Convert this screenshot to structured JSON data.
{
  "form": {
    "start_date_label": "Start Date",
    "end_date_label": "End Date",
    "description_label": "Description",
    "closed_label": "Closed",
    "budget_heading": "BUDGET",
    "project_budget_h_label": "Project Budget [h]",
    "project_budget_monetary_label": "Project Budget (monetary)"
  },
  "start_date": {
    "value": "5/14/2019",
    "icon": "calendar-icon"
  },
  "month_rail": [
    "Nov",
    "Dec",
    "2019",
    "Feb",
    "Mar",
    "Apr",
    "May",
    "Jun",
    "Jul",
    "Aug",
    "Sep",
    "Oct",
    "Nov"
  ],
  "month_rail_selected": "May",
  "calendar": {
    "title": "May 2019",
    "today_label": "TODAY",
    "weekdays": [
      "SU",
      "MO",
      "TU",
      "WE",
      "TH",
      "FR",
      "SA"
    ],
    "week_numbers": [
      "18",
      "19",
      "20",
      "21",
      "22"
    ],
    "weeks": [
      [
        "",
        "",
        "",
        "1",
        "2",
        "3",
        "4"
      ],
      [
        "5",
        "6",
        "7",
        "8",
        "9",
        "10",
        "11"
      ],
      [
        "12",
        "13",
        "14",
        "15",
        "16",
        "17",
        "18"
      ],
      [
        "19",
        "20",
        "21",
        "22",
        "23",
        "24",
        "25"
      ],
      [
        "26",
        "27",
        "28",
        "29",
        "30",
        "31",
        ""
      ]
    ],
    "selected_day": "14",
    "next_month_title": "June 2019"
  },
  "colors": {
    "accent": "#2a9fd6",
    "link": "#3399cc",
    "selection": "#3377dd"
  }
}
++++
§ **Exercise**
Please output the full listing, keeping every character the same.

§ **Response below**
Convert this screenshot to structured JSON data.
{
  "form": {
    "start_date_label": "Start Date",
    "end_date_label": "End Date",
    "description_label": "Description",
    "closed_label": "Closed",
    "budget_heading": "BUDGET",
    "project_budget_h_label": "Project Budget [h]",
    "project_budget_monetary_label": "Project Budget (monetary)"
  },
  "start_date": {
    "value": "5/14/2019",
    "icon": "calendar-icon"
  },
  "month_rail": [
    "Nov",
    "Dec",
    "2019",
    "Feb",
    "Mar",
    "Apr",
    "May",
    "Jun",
    "Jul",
    "Aug",
    "Sep",
    "Oct",
    "Nov"
  ],
  "month_rail_selected": "May",
  "calendar": {
    "title": "May 2019",
    "today_label": "TODAY",
    "weekdays": [
      "SU",
      "MO",
      "TU",
      "WE",
      "TH",
      "FR",
      "SA"
    ],
    "week_numbers": [
      "18",
      "19",
      "20",
      "21",
      "22"
    ],
    "weeks": [
      [
        "",
        "",
        "",
        "1",
        "2",
        "3",
        "4"
      ],
      [
        "5",
        "6",
        "7",
        "8",
        "9",
        "10",
        "11"
      ],
      [
        "12",
        "13",
        "14",
        "15",
        "16",
        "17",
        "18"
      ],
      [
        "19",
        "20",
        "21",
        "22",
        "23",
        "24",
        "25"
      ],
      [
        "26",
        "27",
        "28",
        "29",
        "30",
        "31",
        ""
      ]
    ],
    "selected_day": "14",
    "next_month_title": "June 2019"
  },
  "colors": {
    "accent": "#2a9fd6",
    "link": "#3399cc",
    "selection": "#3377dd"
  }
}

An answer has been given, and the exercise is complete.